My role as a chef has largely been to support these men so they can shine. A lot of women are in the background making sure things go according to plan, because we’re mostly well-organised and reliable – attributes that are desirable in a chef.
I only recently started tooting my own horn, though I find it uncomfortable. Partaking in things like the Parabere Forum have helped me realise how valuable I, and women in general, are to the industry.
We still have a long way to go. I have never been successful in my endeavours without the backing of a wealthy white man, and this is the case for many other successful women in food.
Tell us of one woman in the Irish food industry who consistently inspire you and why?
There are so many. Ireland is chock-full of inspiring women in food. Jess Murphy is my good friend and one of my biggest supporters – she has been so instrumental in highlighting women in Irish food.
There are lots of women producing food here in Tipperary – Breda Maher (Cooleeney Cheese) is ten minutes down the road from my farm and is a powerhouse in Irish farmhouse cheese.
Annie Dalton is growing amazing organic vegetables in Cashel. Ailbhe Gerrardis a visionary shepherd, environmentalist and beekeeper on the shores of Lough Derg.
There are amazing women in Tipperary doing great things.
What do you think can be done to help raise the profile and visibility of women in the food industry in Ireland?
Frankly, I think men in the industry need to do more.
I remember seeing a famous chef being interviewed and, when asked which women in food inspire him the most, he said “Can I say my mother?”. Well, yes you can. But you’re missing an opportunity to talk about some of the women in the industry who inspire you. The women who could greatly benefit from one single mention.
It’s a cop-out and definitive of the “bro culture” infamous throughout the industry. I think a lot of our well-known food writers have been amazing to equally promote women in our industry and, slowly, professional kitchen culture is becoming more accommodating toward a work/life balance. We will get there.
What has been the proudest moment of your career so far?
Having developed an 11-week commis chef training program that truly works. It’s industry-focused, hands-on and meant to get the trainee chef from the classroom into a professional kitchen as quickly and efficiently as possible.
Dermot Gannon and I have put our heart and souls into this program at the School of Food and seeing students from the first course still in the industry – and succeeding – makes me extremely proud.
What advice would you give your younger self?
Stop being a man-pleaser! I was raised in a very traditional household and women in general are raised to be agreeable. I didn’t value myself or my abilities, which are in high demand. I’m really good at what I do. I wish I had realised this earlier.
I have three daughters and they will not be raised to be agreeable. They are going to be empowered and will always know their worth.
What are the top skills required to do your job and why?

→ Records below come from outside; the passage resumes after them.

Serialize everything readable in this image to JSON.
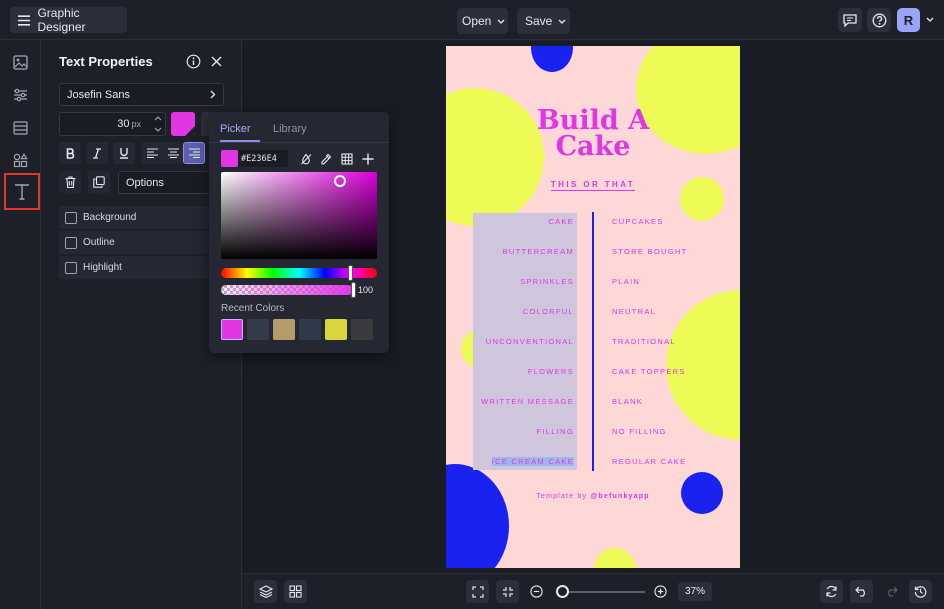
{
  "header": {
    "app_title": "Graphic Designer",
    "open_label": "Open",
    "save_label": "Save",
    "avatar_initial": "R"
  },
  "sidebar": {
    "tools": [
      "image-icon",
      "sliders-icon",
      "layout-icon",
      "shapes-icon",
      "text-icon"
    ],
    "active_tool": "text-icon"
  },
  "text_properties": {
    "title": "Text Properties",
    "font": "Josefin Sans",
    "size_value": "30",
    "size_unit": "px",
    "color": "#E236E4",
    "options_label": "Options",
    "checkboxes": [
      {
        "label": "Background",
        "checked": false
      },
      {
        "label": "Outline",
        "checked": false
      },
      {
        "label": "Highlight",
        "checked": false
      }
    ]
  },
  "color_picker": {
    "tabs": [
      "Picker",
      "Library"
    ],
    "active_tab": "Picker",
    "hex": "#E236E4",
    "opacity": "100",
    "recent_label": "Recent Colors",
    "recent_colors": [
      "#E236E4",
      "#343a4a",
      "#b59a6a",
      "#2f3a4a",
      "#d8d63c",
      "#3a3b3f"
    ]
  },
  "poster": {
    "title_line1": "Build A",
    "title_line2": "Cake",
    "subtitle": "THIS OR THAT",
    "left_options": [
      "CAKE",
      "BUTTERCREAM",
      "SPRINKLES",
      "COLORFUL",
      "UNCONVENTIONAL",
      "FLOWERS",
      "WRITTEN MESSAGE",
      "FILLING",
      "ICE CREAM CAKE"
    ],
    "right_options": [
      "CUPCAKES",
      "STORE BOUGHT",
      "PLAIN",
      "NEUTRAL",
      "TRADITIONAL",
      "CAKE TOPPERS",
      "BLANK",
      "NO FILLING",
      "REGULAR CAKE"
    ],
    "credit_prefix": "Template by",
    "credit_handle": "@befunkyapp",
    "colors": {
      "background": "#fdd8d6",
      "accent": "#e236e4",
      "blue": "#1a22f0",
      "lime": "#eefa55"
    }
  },
  "footer": {
    "zoom": "37%"
  }
}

Organisation, time management, an understanding of flavour profiles, an understanding of technique and passion. If you’re not passionate; you’ll burn out very, very quickly.
What Irish food should tourists make sure they try?
I love Irish beer. I am an unrepentant beer-lover. I think you could pair any food, easily, with good Irish beer. Our meat and dairy are world-class, and I always make sure to give visitors from abroad a massive farmhouse cheese platter when they visit.